An Explanation of Military Ranks and Types of Organizations

What is a battalion or a brigade, a squadron or a wing, a flotilla or a fleet? Obviously they are the parts of a whole. They are the various subordinate parts into which an army, a navy or an air force must be subdivided in order to solve the problem of command. First of all, examine the following table of comparative ranks:

2nd lieutenant ensign
1st lieutenant lieutenant junior grade (jg)
captain lieutenant
major lieutenant commander
lieutenant colonel commander
colonel captain
brigadier general rear admiral
major general rear admiral
lieutenant general vice admiral
general admiral
general of the army (only in wartime) fleet admiral (only in wartime)

Note that a naval captain is a much higher rank than an army captain. Also, the commanding officer of any vessel is always referred to as "the captain," regardless of his actual rank. For example, one could say: "The captain of that destroyer is Commander Jones." Note further that the naval rank of rear admiral covers two grades of army general, both brigadier and major general.

The division is the key army unit, probably because it is the smallest unit in modern warfare combining all arms: infantry, artillery, armor and engineers, together with the service and supply units like transport, quartermaster, medicine and intelligence. A division is usually organized as follows:

squad 12 or 14 men sergeant
platoon 40 or more men lieutenant
company 150 or more men captain
battalion 800-1000 men major or lieutenant colonel
regiment 3,000 or more men colonel
division 15,500 + major general

The key fighting force of a division is the battalion, usually a force of from 800 to 1000 men. A battalion is generally composed of three companies, plus a headquarters company; and three battalions form an infantry regiment, while three infantry regiments, together with a regiment of artillery and attached engineers, tanks and service and supply troops and other specialists, combine to make a U.S. Army division. But these numbers are provisional because the army is always experimenting in making them bigger or smaller for one reason or another. In World War I the U.S. divisions were huge, 28,000 men, about twice the size of all other armies. In World War II they were approximately 15,000 men.

In very large operations, units larger than a divisions are required. Thus, two or more divisions make a corps, which, with its own special troops such as heavy artillery and headquarters, usually numbers 40,000 or more men and is commanded by a major general. Two or more corps form an army of about 100,000 men and is commanded by a lieutenant general, and two or more armies make an army group customarily commanded by a full general. An expeditionary force like the one commanded by Pershing in World War I or Eisenhower in World War II rates a five-star General of the Army.

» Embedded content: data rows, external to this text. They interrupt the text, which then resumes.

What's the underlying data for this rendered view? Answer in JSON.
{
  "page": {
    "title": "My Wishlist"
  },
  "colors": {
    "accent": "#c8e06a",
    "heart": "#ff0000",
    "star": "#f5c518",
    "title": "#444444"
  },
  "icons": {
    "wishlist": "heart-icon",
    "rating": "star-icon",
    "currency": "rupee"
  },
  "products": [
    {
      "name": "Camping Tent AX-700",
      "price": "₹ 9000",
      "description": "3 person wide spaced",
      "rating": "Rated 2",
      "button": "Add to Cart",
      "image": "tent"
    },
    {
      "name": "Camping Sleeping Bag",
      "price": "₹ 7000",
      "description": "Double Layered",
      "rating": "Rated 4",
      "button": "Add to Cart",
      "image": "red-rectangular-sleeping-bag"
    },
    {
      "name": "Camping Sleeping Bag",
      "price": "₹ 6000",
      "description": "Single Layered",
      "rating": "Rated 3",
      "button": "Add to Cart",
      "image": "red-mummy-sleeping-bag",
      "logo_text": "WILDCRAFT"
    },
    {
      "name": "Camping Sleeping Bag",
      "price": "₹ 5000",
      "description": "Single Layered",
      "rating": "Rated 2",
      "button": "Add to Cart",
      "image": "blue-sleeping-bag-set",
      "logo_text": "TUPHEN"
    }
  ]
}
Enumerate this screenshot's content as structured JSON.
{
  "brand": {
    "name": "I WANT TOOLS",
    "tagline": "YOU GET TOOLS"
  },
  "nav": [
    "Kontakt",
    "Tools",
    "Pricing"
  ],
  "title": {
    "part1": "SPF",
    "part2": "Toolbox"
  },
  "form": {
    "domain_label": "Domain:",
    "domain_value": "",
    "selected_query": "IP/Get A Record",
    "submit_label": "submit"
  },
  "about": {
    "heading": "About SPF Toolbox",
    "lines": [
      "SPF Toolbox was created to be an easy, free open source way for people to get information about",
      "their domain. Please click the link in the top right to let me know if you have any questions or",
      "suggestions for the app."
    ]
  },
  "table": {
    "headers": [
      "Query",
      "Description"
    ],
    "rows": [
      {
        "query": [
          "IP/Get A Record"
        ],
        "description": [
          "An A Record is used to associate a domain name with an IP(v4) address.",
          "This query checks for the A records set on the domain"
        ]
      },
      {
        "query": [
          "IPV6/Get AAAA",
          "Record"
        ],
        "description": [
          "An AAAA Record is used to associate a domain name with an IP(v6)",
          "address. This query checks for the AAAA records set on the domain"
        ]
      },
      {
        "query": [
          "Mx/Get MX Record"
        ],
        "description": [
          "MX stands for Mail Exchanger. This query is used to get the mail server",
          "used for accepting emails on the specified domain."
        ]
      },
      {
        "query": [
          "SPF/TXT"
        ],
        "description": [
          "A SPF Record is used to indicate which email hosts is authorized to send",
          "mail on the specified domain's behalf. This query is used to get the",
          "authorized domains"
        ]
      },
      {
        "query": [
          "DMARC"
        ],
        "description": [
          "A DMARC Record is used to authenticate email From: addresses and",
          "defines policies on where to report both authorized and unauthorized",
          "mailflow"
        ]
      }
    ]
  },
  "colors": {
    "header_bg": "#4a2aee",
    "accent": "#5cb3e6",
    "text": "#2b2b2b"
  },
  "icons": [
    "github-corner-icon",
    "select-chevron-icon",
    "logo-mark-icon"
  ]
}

Don't worry too much about naval designations. Remember that the largest ship is commanded only by a captain, never an admiral. Admirals command only units comprising more than one ship. So an admiral who happens to be aboard a particular ship, doesn't actually command that ship; that is left to the captain of the ship. Also, don't spend time worrying about air force or marine unit formations. They change according to mission.